Those opposed to the bill say that the bill requires doctors to present patients with scientifically inaccurate propaganda. 

Rucker said this bill ensures that the patient has all the information that they need to make the decision to have a abortion. 

“This is a decision. We’re affecting life and death,” Rucker said. “It is a decision that will impact a woman’s life after the decision is made- whatever decision is made. So I think it is only the right thing to do that she has all the information available.”

Sen. Mike Caputo, D-Marion, voted against the bill and read a letter on the Senate floor Wednesday from a physician who urged him to do so. 

“I am horrified to learn that the Senate is attacking reproductive health care yet again by advancing Senate Bill 352,” Caputo read. “Banning abortion was not enough. Now lawmakers want to go after the very narrow exceptions afforded in the ban by further demeaning and degrading providers and patients who are deserving of respect and compassion. Enough is enough.”

The physician asked Caputo to try and stop the bill.

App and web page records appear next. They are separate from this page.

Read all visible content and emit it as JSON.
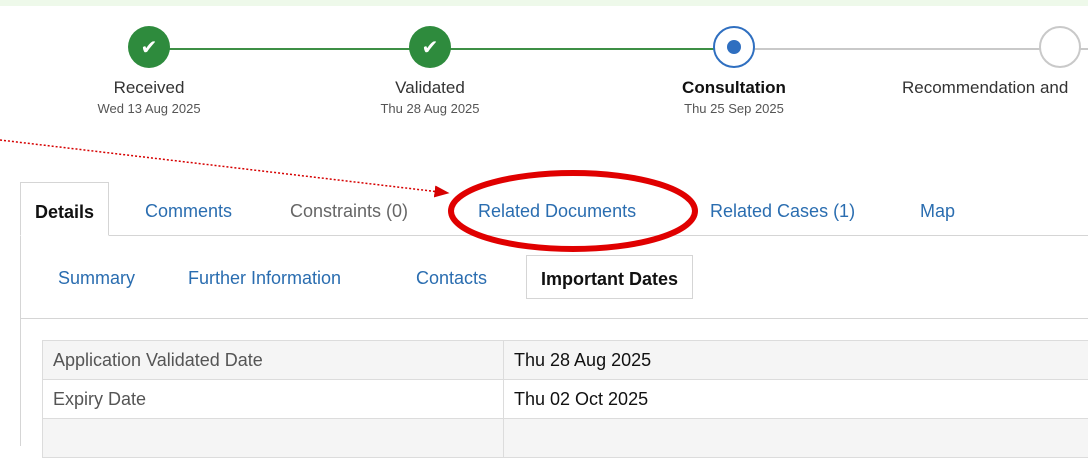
{
  "stepper": {
    "steps": [
      {
        "label": "Received",
        "date": "Wed 13 Aug 2025",
        "state": "done"
      },
      {
        "label": "Validated",
        "date": "Thu 28 Aug 2025",
        "state": "done"
      },
      {
        "label": "Consultation",
        "date": "Thu 25 Sep 2025",
        "state": "current"
      },
      {
        "label": "Recommendation and",
        "date": "",
        "state": "todo"
      }
    ]
  },
  "icons": {
    "check": "✔",
    "check_icon": "check-icon"
  },
  "tabs": {
    "details": "Details",
    "comments": "Comments",
    "constraints": "Constraints (0)",
    "related_documents": "Related Documents",
    "related_cases": "Related Cases (1)",
    "map": "Map"
  },
  "subtabs": {
    "summary": "Summary",
    "further_information": "Further Information",
    "contacts": "Contacts",
    "important_dates": "Important Dates"
  },
  "important_dates": [
    {
      "label": "Application Validated Date",
      "value": "Thu 28 Aug 2025"
    },
    {
      "label": "Expiry Date",
      "value": "Thu 02 Oct 2025"
    },
    {
      "label": "",
      "value": ""
    }
  ],
  "colors": {
    "done": "#2e8b3d",
    "current": "#2f6fc0",
    "link": "#2a6db0",
    "annotation": "#e00000"
  }
}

“It is dangerous, and far outside the mainstream of medicine,” Caputo read. “Organizations representing 1000s of clinic clinicians, including the American College of Obstetricians and Gynecologists and the American College of Nurse Midwives and the Society for Maternal Fetal Medicine have strongly opposed bills that place lawmakers in the position of interfering with how health care is provided to push a political agenda. ”

Senate Bill 620

Last year the legislature passed a bill that funded the mothers and babies pregnancy support program.

The grants under this program are for anti-abortion pregnancy centers, maternity homes, adoption agencies and “life-affirming social service organizations.”

Rucker’s other bill, Senate Bill 620, adds flexibility to the ways in which that funding can be used.